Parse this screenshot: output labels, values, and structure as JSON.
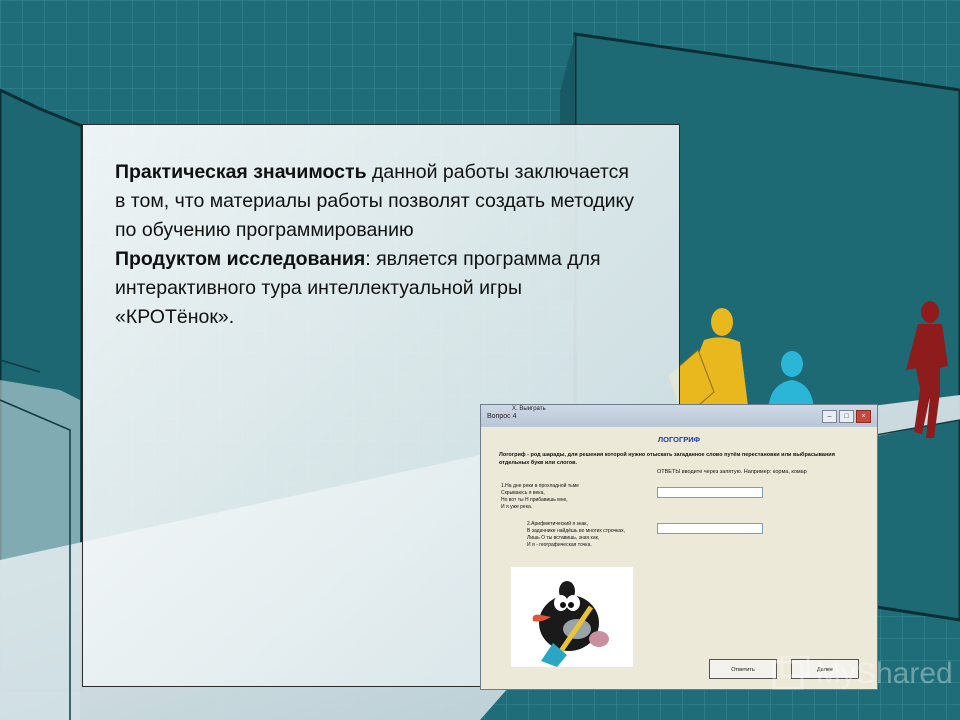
{
  "slide": {
    "paragraph1_bold": "Практическая значимость",
    "paragraph1_rest": " данной работы заключается в том, что материалы работы позволят создать методику по обучению программированию",
    "paragraph2_bold": "Продуктом исследования",
    "paragraph2_rest": ": является программа для интерактивного тура интеллектуальной игры «КРОТёнок»."
  },
  "screenshot": {
    "behind_title": "Х. Выиграть",
    "window_title": "Вопрос 4",
    "heading": "ЛОГОГРИФ",
    "description": "Логогриф - род шарады, для решения которой нужно отыскать загаданное слово путём перестановки или выбрасывания отдельных букв или слогов.",
    "hint": "ОТВЕТЫ вводите через запятую. Например: корма, комар",
    "riddle1": "1.На дне реки в прохладной тьме\nСкрываюсь я века,\nНо вот ты Н прибавишь мне,\nИ я уже река.",
    "riddle2": "2.Арифметический я знак,\nВ задачнике найдёшь во многих строчках,\nЛишь О ты вставишь, зная как,\nИ я - географическая точка.",
    "answer_button": "Ответить",
    "next_button": "Далее",
    "minimize": "–",
    "maximize": "□",
    "close": "×"
  },
  "watermark": {
    "text": "MyShared"
  },
  "colors": {
    "background": "#1e6d78",
    "figure_yellow": "#e8b81e",
    "figure_cyan": "#2bb6d8",
    "figure_red": "#8e1c1c"
  }
}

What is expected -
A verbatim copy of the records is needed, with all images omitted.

Result -
Parse this screenshot: output labels, values, and structure as JSON.
{
  "slide": {
    "paragraph1_bold": "Практическая значимость",
    "paragraph1_rest": " данной работы заключается в том, что материалы работы позволят создать методику по обучению программированию",
    "paragraph2_bold": "Продуктом исследования",
    "paragraph2_rest": ": является программа для интерактивного тура интеллектуальной игры «КРОТёнок»."
  },
  "screenshot": {
    "behind_title": "Х. Выиграть",
    "window_title": "Вопрос 4",
    "heading": "ЛОГОГРИФ",
    "description": "Логогриф - род шарады, для решения которой нужно отыскать загаданное слово путём перестановки или выбрасывания отдельных букв или слогов.",
    "hint": "ОТВЕТЫ вводите через запятую. Например: корма, комар",
    "riddle1": "1.На дне реки в прохладной тьме\nСкрываюсь я века,\nНо вот ты Н прибавишь мне,\nИ я уже река.",
    "riddle2": "2.Арифметический я знак,\nВ задачнике найдёшь во многих строчках,\nЛишь О ты вставишь, зная как,\nИ я - географическая точка.",
    "answer_button": "Ответить",
    "next_button": "Далее",
    "minimize": "–",
    "maximize": "□",
    "close": "×"
  },
  "watermark": {
    "text": "MyShared"
  },
  "colors": {
    "background": "#1e6d78",
    "figure_yellow": "#e8b81e",
    "figure_cyan": "#2bb6d8",
    "figure_red": "#8e1c1c"
  }
}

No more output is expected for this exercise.